>>>

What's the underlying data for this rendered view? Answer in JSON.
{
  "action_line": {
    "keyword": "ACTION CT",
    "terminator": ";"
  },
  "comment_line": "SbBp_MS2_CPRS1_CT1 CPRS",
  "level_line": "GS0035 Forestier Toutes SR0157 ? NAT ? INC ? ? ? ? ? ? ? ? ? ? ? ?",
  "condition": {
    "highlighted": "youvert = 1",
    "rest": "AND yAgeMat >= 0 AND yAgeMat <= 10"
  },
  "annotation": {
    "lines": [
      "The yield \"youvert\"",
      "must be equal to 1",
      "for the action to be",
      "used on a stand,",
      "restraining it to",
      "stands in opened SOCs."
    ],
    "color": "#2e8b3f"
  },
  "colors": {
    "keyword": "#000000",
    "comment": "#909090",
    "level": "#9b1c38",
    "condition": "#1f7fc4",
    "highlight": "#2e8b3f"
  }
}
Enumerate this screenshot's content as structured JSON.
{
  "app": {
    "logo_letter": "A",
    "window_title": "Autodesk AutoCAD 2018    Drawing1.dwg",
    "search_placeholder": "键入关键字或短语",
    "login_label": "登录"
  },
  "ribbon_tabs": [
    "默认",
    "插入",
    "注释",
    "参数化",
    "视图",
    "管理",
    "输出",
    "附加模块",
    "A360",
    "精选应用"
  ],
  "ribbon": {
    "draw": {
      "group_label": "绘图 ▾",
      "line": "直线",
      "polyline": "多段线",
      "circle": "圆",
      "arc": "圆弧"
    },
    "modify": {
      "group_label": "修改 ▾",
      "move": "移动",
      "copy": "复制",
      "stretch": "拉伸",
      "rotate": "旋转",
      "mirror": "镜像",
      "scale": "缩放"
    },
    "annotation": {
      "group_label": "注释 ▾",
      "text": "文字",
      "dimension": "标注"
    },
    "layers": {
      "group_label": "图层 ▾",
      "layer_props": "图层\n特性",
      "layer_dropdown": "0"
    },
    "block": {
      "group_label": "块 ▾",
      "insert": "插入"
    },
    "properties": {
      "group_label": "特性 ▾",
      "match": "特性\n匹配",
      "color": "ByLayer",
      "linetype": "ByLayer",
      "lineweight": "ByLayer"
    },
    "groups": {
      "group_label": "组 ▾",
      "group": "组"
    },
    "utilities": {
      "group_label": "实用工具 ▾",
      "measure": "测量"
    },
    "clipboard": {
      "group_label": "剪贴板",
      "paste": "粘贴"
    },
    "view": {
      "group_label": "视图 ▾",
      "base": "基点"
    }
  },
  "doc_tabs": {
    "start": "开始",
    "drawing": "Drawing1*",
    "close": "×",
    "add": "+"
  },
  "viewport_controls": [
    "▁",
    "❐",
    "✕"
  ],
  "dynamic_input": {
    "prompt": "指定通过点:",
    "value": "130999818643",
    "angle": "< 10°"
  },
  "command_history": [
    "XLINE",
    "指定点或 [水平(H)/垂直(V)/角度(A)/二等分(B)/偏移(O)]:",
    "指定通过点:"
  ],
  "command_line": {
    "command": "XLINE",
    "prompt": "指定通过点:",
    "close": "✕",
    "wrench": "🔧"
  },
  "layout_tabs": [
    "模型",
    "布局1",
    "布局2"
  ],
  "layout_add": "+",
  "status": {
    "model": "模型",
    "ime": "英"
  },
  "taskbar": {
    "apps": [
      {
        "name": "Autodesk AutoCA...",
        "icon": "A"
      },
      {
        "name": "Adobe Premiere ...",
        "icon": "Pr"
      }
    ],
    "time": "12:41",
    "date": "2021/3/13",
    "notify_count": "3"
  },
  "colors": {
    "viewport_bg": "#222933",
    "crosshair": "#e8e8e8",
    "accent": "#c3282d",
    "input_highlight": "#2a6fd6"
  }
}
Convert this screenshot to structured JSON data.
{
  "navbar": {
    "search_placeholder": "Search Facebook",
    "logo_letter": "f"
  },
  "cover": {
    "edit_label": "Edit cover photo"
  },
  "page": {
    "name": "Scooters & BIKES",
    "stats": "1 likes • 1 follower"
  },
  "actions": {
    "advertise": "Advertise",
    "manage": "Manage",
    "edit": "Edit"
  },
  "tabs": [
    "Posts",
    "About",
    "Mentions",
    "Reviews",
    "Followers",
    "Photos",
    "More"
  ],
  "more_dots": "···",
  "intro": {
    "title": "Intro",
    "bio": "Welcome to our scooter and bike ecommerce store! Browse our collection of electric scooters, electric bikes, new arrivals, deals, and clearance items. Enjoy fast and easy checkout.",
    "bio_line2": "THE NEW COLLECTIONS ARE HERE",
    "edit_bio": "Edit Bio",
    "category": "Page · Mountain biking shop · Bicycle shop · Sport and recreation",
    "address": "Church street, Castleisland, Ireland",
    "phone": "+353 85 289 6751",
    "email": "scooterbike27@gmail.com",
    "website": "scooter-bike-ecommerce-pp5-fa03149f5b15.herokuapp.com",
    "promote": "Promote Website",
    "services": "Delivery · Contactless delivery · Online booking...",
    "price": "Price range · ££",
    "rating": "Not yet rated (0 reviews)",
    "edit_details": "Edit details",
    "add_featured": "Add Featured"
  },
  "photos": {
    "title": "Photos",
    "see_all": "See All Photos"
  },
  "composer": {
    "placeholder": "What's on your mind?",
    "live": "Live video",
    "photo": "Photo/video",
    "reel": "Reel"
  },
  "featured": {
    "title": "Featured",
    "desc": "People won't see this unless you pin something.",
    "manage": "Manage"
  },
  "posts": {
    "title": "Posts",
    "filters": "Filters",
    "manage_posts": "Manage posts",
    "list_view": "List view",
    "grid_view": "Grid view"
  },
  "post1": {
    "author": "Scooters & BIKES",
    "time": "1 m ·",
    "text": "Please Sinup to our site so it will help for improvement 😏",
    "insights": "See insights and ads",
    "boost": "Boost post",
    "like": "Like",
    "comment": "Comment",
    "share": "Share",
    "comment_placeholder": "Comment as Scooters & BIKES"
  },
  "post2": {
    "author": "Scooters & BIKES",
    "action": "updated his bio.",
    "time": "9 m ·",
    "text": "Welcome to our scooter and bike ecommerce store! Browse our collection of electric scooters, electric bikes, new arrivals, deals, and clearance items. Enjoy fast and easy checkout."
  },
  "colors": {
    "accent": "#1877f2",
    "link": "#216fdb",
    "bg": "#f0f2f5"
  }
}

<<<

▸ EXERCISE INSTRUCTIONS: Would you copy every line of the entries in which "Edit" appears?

▸ RESULT:
    "edit_label": "Edit cover photo"
    "edit": "Edit"
    "edit_bio": "Edit Bio",
    "edit_details": "Edit details",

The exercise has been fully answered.